A reedy-voiced Minnesotan folk singer is perhaps not the most obvious candidate for world stardom, but Robert Allen Zimmerman has managed it.
He changed his name to Bob Dylan at college, from which he dropped out to head for New York City. There, he met his ailing hero, Woody Guthrie, and hit the Greenwich Village folk clubs. Shortly after that, he was signed by Columbia Records and released his first album (simply entitled Bob Dylan) in 1962, followed by The Freewheelin’ Bob Dylan in 1963. Few artists are more famous for folk protest songs than Dylan, but he’s always been keen to expand his horizons. He went electric in 1965 with Bringing It All Back Home, incurring the wrath of the folk folks – in Manchester, a year later, an audience member shouted “Judas!” at him.

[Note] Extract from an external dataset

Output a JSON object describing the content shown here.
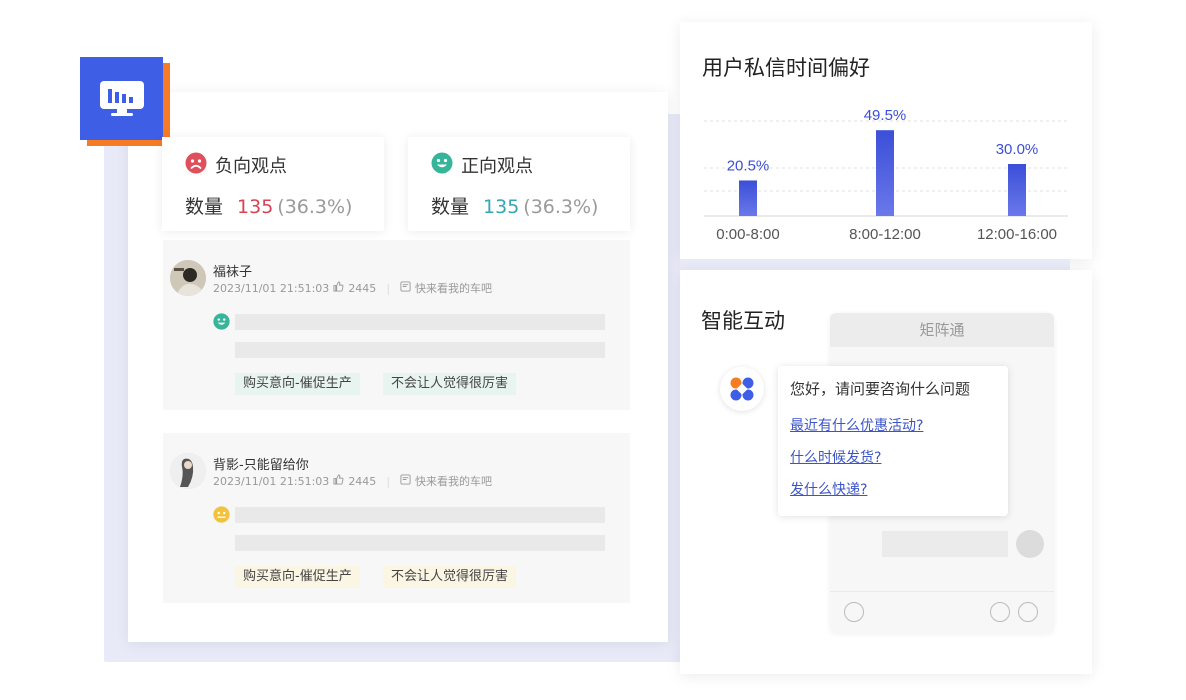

Dylan continued to produce hits, such as Just Like A Woman, Lay Lady Lay and Knockin’ on Heaven’s Door, throughout the 60s and 70s, then was born again and tried out Christian rock. Today, with more than 30 studio albums and decades of touring to his credit, this quintessential 60s icon is a true elder statesman of folk rock. Everyone from Adele to Warren Zevon has covered his songs, too – including Jimi Hendrix, who will forever be associated with the Dylan-penned All Along The Watchtower.